One of the more reliable snappers in the league, Ott has played in all 16 games each of the past three seasons for the Seahawks with few miscues, which has kept him largely under the radar. At his position, the fact he's rarely mentioned by broadcasters is a good thing, as snappers typically only draw attention if they do their job poorly. Seattle's decision to give him a three-year extension in 2019 looks like a wise one.

Why He Could Make Seahawks: Barring an unexpected signing or an injury, Ott doesn't have any competition for long snapping duties on the roster. He's a lock to make the final 53.

52. Ethan Pocic, Guard/Center, #77

Height/Weight: 6-foot-6, 320 pounds

2019 Stats: Four games played with one start at left guard

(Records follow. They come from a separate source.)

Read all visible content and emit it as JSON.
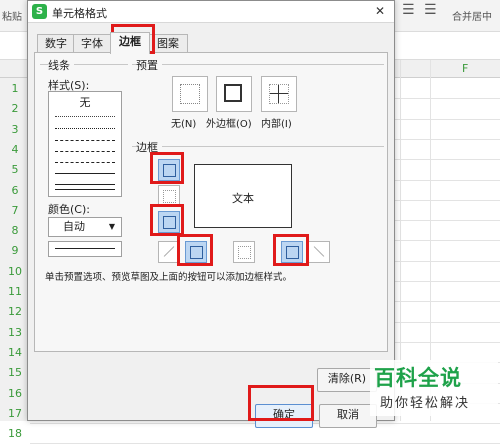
{
  "background": {
    "toolbar_left_text": "粘贴",
    "toolbar_right_text": "合并居中",
    "column_letter": "F",
    "rows": [
      "1",
      "2",
      "3",
      "4",
      "5",
      "6",
      "7",
      "8",
      "9",
      "10",
      "11",
      "12",
      "13",
      "14",
      "15",
      "16",
      "17",
      "18"
    ]
  },
  "dialog": {
    "app_icon_letter": "S",
    "title": "单元格格式",
    "close_glyph": "✕",
    "tabs": [
      "数字",
      "字体",
      "边框",
      "图案"
    ],
    "active_tab": "边框",
    "line_group": {
      "label": "线条",
      "style_label": "样式(S):",
      "none_style": "无",
      "color_label": "颜色(C):",
      "color_value": "自动"
    },
    "preset_group": {
      "label": "预置",
      "buttons": [
        {
          "label": "无(N)",
          "icon": "no-border-icon"
        },
        {
          "label": "外边框(O)",
          "icon": "outline-border-icon"
        },
        {
          "label": "内部(I)",
          "icon": "inside-border-icon"
        }
      ]
    },
    "border_group": {
      "label": "边框",
      "preview_text": "文本"
    },
    "hint": "单击预置选项、预览草图及上面的按钮可以添加边框样式。",
    "buttons": {
      "clear": "清除(R)",
      "ok": "确定",
      "cancel": "取消"
    }
  },
  "watermark": {
    "main": "百科全说",
    "sub": "助你轻松解决"
  },
  "colors": {
    "highlight": "#e01a1a",
    "selected_border_button": "#bcd6f2",
    "watermark_green": "#1ea24a"
  }
}
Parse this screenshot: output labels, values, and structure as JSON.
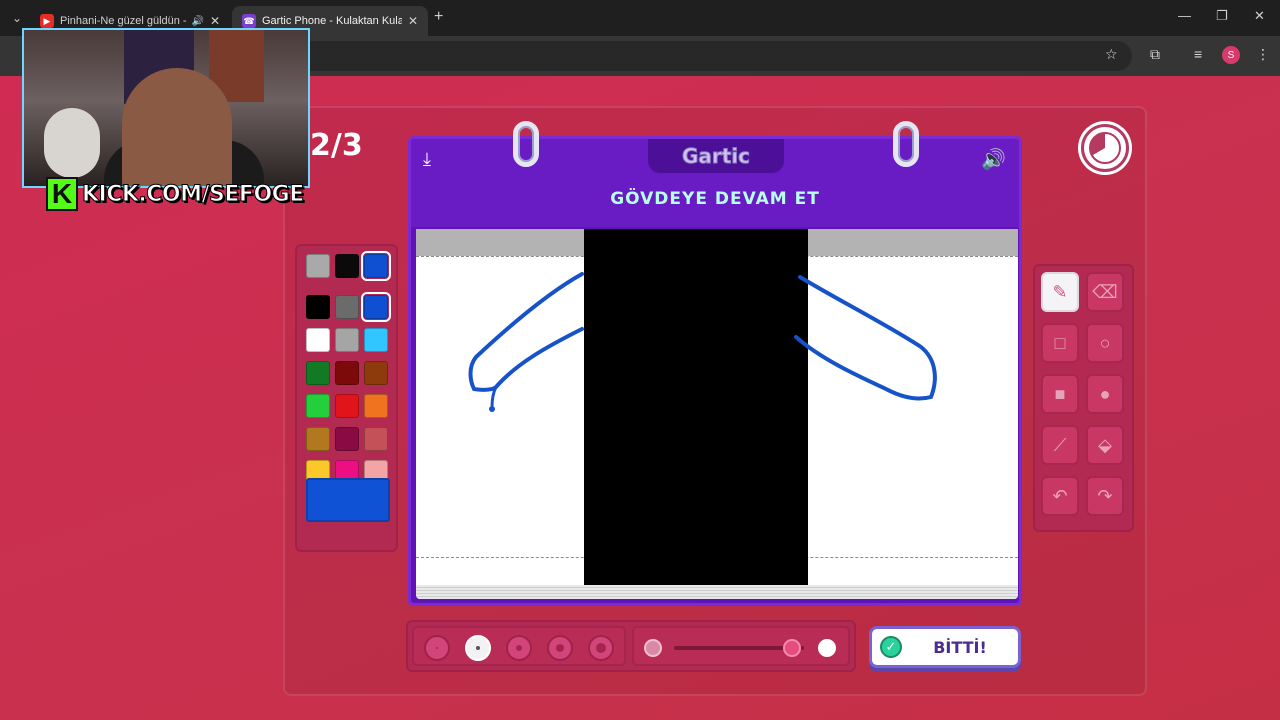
{
  "browser": {
    "tabs": [
      {
        "title": "Pinhani-Ne güzel güldün -",
        "favicon": "youtube-icon",
        "state": "inactive",
        "audio": true
      },
      {
        "title": "Gartic Phone - Kulaktan Kulağa",
        "favicon": "phone-icon",
        "state": "active",
        "audio": false
      }
    ],
    "profile_initial": "S"
  },
  "stream_overlay": {
    "kick_logo": "K",
    "kick_text": "KICK.COM/SEFOGE"
  },
  "game": {
    "round": "2/3",
    "logo": "Gartic",
    "prompt": "GÖVDEYE DEVAM ET",
    "done_label": "BİTTİ!",
    "timer_progress": 0.33,
    "palette": [
      {
        "color": "#a9a9a9"
      },
      {
        "color": "#0a0a0a"
      },
      {
        "color": "#0f4fd1",
        "selected": true
      },
      {
        "color": "#000000"
      },
      {
        "color": "#6b6b6b"
      },
      {
        "color": "#0f4fd1",
        "selected": true
      },
      {
        "color": "#ffffff"
      },
      {
        "color": "#a5a5a5"
      },
      {
        "color": "#31c6ff"
      },
      {
        "color": "#127a24"
      },
      {
        "color": "#7d0a0a"
      },
      {
        "color": "#8d3a0c"
      },
      {
        "color": "#23cf3b"
      },
      {
        "color": "#e1131b"
      },
      {
        "color": "#f07320"
      },
      {
        "color": "#b1781f"
      },
      {
        "color": "#8a0b43"
      },
      {
        "color": "#c45058"
      },
      {
        "color": "#fbc72a"
      },
      {
        "color": "#ec0f82"
      },
      {
        "color": "#f3a4a4"
      }
    ],
    "current_color": "#0f52d6",
    "tools": [
      {
        "name": "pencil-tool",
        "icon": "✎",
        "active": true
      },
      {
        "name": "eraser-tool",
        "icon": "⌫"
      },
      {
        "name": "rectangle-outline-tool",
        "icon": "□"
      },
      {
        "name": "ellipse-outline-tool",
        "icon": "○"
      },
      {
        "name": "rectangle-fill-tool",
        "icon": "■"
      },
      {
        "name": "ellipse-fill-tool",
        "icon": "●"
      },
      {
        "name": "line-tool",
        "icon": "⟋"
      },
      {
        "name": "fill-bucket-tool",
        "icon": "⬙"
      },
      {
        "name": "undo-tool",
        "icon": "↶"
      },
      {
        "name": "redo-tool",
        "icon": "↷"
      }
    ],
    "brush_sizes": [
      {
        "size": 2
      },
      {
        "size": 4,
        "active": true
      },
      {
        "size": 6
      },
      {
        "size": 8
      },
      {
        "size": 10
      }
    ],
    "opacity_value": 0.85
  }
}
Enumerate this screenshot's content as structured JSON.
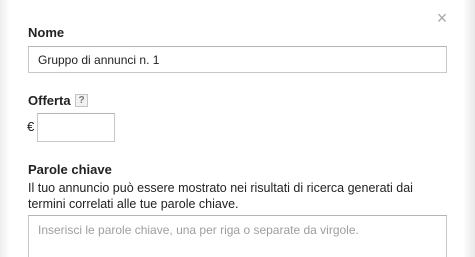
{
  "dialog": {
    "close_glyph": "×"
  },
  "name_section": {
    "label": "Nome",
    "value": "Gruppo di annunci n. 1"
  },
  "offer_section": {
    "label": "Offerta",
    "help_glyph": "?",
    "currency_symbol": "€",
    "value": ""
  },
  "keywords_section": {
    "label": "Parole chiave",
    "description": "Il tuo annuncio può essere mostrato nei risultati di ricerca generati dai termini correlati alle tue parole chiave.",
    "placeholder": "Inserisci le parole chiave, una per riga o separate da virgole."
  }
}
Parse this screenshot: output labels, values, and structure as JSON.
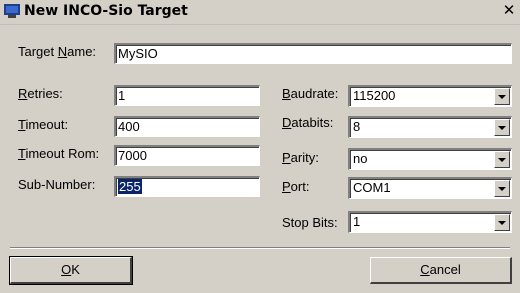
{
  "window": {
    "title": "New INCO-Sio Target",
    "close_glyph": "✕"
  },
  "target_name": {
    "label_pre": "Target ",
    "label_ul": "N",
    "label_post": "ame:",
    "value": "MySIO"
  },
  "retries": {
    "label_ul": "R",
    "label_post": "etries:",
    "value": "1"
  },
  "timeout": {
    "label_ul": "T",
    "label_post": "imeout:",
    "value": "400"
  },
  "timeout_rom": {
    "label_ul": "T",
    "label_post": "imeout Rom:",
    "value": "7000"
  },
  "sub_number": {
    "label": "Sub-Number:",
    "value": "255"
  },
  "baudrate": {
    "label_ul": "B",
    "label_post": "audrate:",
    "value": "115200"
  },
  "databits": {
    "label_ul": "D",
    "label_post": "atabits:",
    "value": "8"
  },
  "parity": {
    "label_ul": "P",
    "label_post": "arity:",
    "value": "no"
  },
  "port": {
    "label_ul": "P",
    "label_post": "ort:",
    "value": "COM1"
  },
  "stop_bits": {
    "label": "Stop Bits:",
    "value": "1"
  },
  "buttons": {
    "ok": {
      "ul": "O",
      "post": "K"
    },
    "cancel": {
      "ul": "C",
      "post": "ancel"
    }
  }
}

Once a promising second-round pick who started 11 games as a rookie, Pocic's career has been derailed by injuries the past two seasons. Initially a starter at left guard in 2019, an ankle injury suffered in Week 2 allowed J.R. Sweezy to steal the job away from him and he started just two games the rest of the year. Things only got worse in his third season, as he landed on injured reserve twice with neck and sports hernia injuries, limiting him to 91 total offensive snaps in four games and casting some doubt about his future with the team.

Why He Could Make Seahawks: When healthy, Pocic has shown he can be a solid NFL guard, but he hasn't been able to stay on the field long enough to develop. Releasing long-time starting center Justin Britt opens up the possibility he could get a crack at winning the backup role at his natural position. However, the arrival of B.J. Finney and a boatload of guards could make it difficult for him to survive roster cuts.

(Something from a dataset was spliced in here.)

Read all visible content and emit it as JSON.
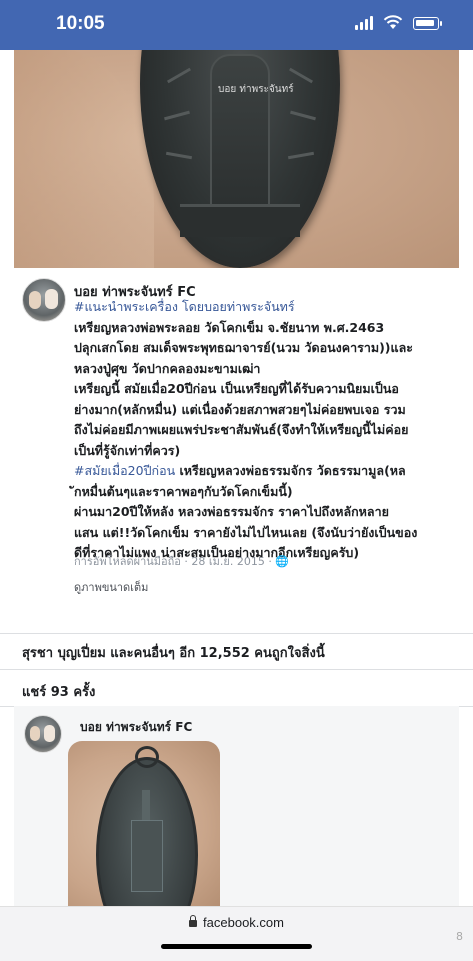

51. Branden Jackson, Defensive End, #93

Height/Weight: 6-foot-4, 295 pounds

2019 Stats: 20 tackles, 2.0 sacks, and two passes defensed

Despite being released multiple times in his career, Jackson kept fighting and after avoiding a pink slip last August, he set several career-highs while playing in 15 games for the Seahawks last season. Though he's not flashy and won't put up gaudy pass rushing numbers, the former Texas Tech standout offers the versatility Seattle wants up front, as he can play defensive end and reduce inside in pass rushing situations. He's also good at getting his hands into passing lanes, as he's swatted away three passes over the past three years.

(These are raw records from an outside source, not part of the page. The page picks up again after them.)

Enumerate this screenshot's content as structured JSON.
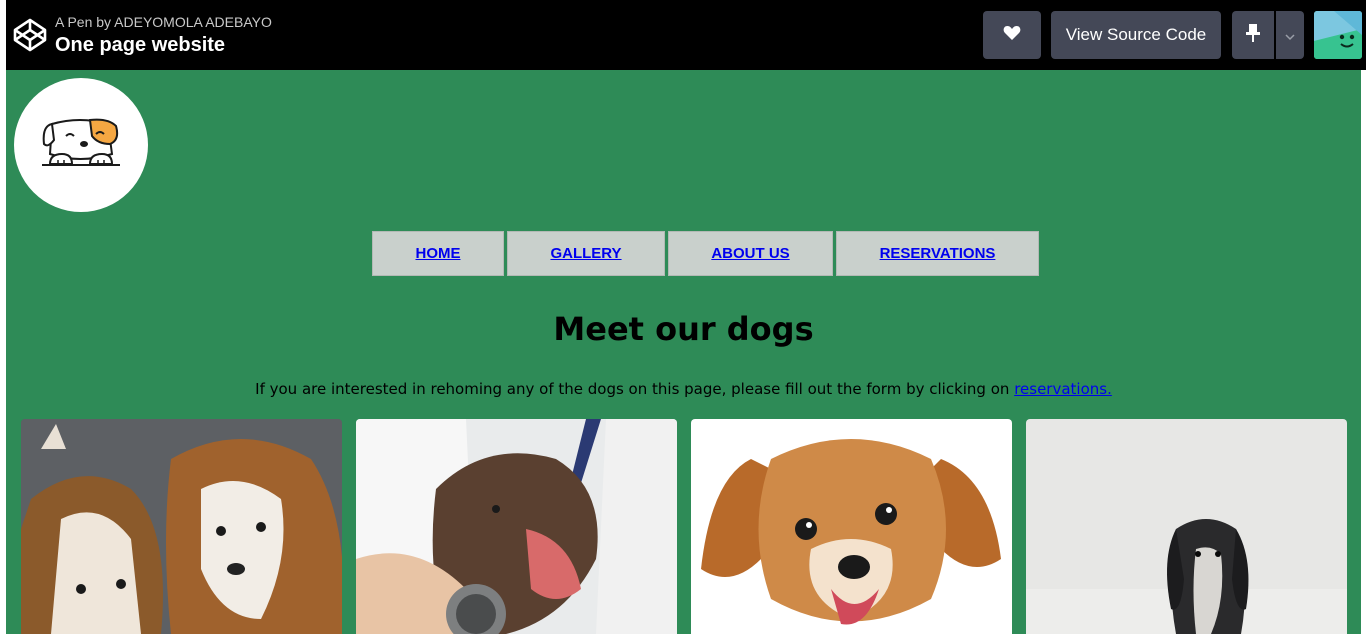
{
  "header": {
    "pen_by": "A Pen by ADEYOMOLA ADEBAYO",
    "title": "One page website",
    "view_source_label": "View Source Code",
    "icons": [
      "codepen-logo-icon",
      "heart-icon",
      "pin-icon",
      "chevron-down-icon",
      "avatar"
    ]
  },
  "nav": {
    "items": [
      {
        "label": "HOME"
      },
      {
        "label": "GALLERY"
      },
      {
        "label": "ABOUT US"
      },
      {
        "label": "RESERVATIONS"
      }
    ]
  },
  "main": {
    "heading": "Meet our dogs",
    "intro_text": "If you are interested in rehoming any of the dogs on this page, please fill out the form by clicking on ",
    "intro_link": "reservations."
  },
  "colors": {
    "header_bg": "#000000",
    "button_bg": "#444857",
    "page_bg": "#2e8b57",
    "nav_bg": "#c9d0cc",
    "link": "#0000ee"
  }
}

Why He Could Make Seahawks: Jackson has had to scratch and claw for everything he's earned in the NFL and next month won't be any different. The additions of Irvin, Benson Mayowa, Darrell Taylor, and Alton Robinson will put him squarely back on the roster bubble, but his experience, versatility, and leadership give him a strong chance to stick once again.